§ SUPPLIED INFORMATION
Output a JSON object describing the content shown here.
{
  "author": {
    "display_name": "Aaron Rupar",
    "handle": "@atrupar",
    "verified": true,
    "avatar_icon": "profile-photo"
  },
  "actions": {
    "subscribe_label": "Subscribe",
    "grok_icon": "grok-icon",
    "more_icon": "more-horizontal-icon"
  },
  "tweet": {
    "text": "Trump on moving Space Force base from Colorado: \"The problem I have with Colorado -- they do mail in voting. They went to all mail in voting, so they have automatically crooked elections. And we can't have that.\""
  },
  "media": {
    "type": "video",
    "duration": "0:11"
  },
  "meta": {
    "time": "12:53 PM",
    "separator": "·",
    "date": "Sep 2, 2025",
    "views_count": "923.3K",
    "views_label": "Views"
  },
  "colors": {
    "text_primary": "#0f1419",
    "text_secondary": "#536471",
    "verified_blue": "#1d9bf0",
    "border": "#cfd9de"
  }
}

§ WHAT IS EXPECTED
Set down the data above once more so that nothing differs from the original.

§ RESPONSE BELOW
Output a JSON object describing the content shown here.
{
  "author": {
    "display_name": "Aaron Rupar",
    "handle": "@atrupar",
    "verified": true,
    "avatar_icon": "profile-photo"
  },
  "actions": {
    "subscribe_label": "Subscribe",
    "grok_icon": "grok-icon",
    "more_icon": "more-horizontal-icon"
  },
  "tweet": {
    "text": "Trump on moving Space Force base from Colorado: \"The problem I have with Colorado -- they do mail in voting. They went to all mail in voting, so they have automatically crooked elections. And we can't have that.\""
  },
  "media": {
    "type": "video",
    "duration": "0:11"
  },
  "meta": {
    "time": "12:53 PM",
    "separator": "·",
    "date": "Sep 2, 2025",
    "views_count": "923.3K",
    "views_label": "Views"
  },
  "colors": {
    "text_primary": "#0f1419",
    "text_secondary": "#536471",
    "verified_blue": "#1d9bf0",
    "border": "#cfd9de"
  }
}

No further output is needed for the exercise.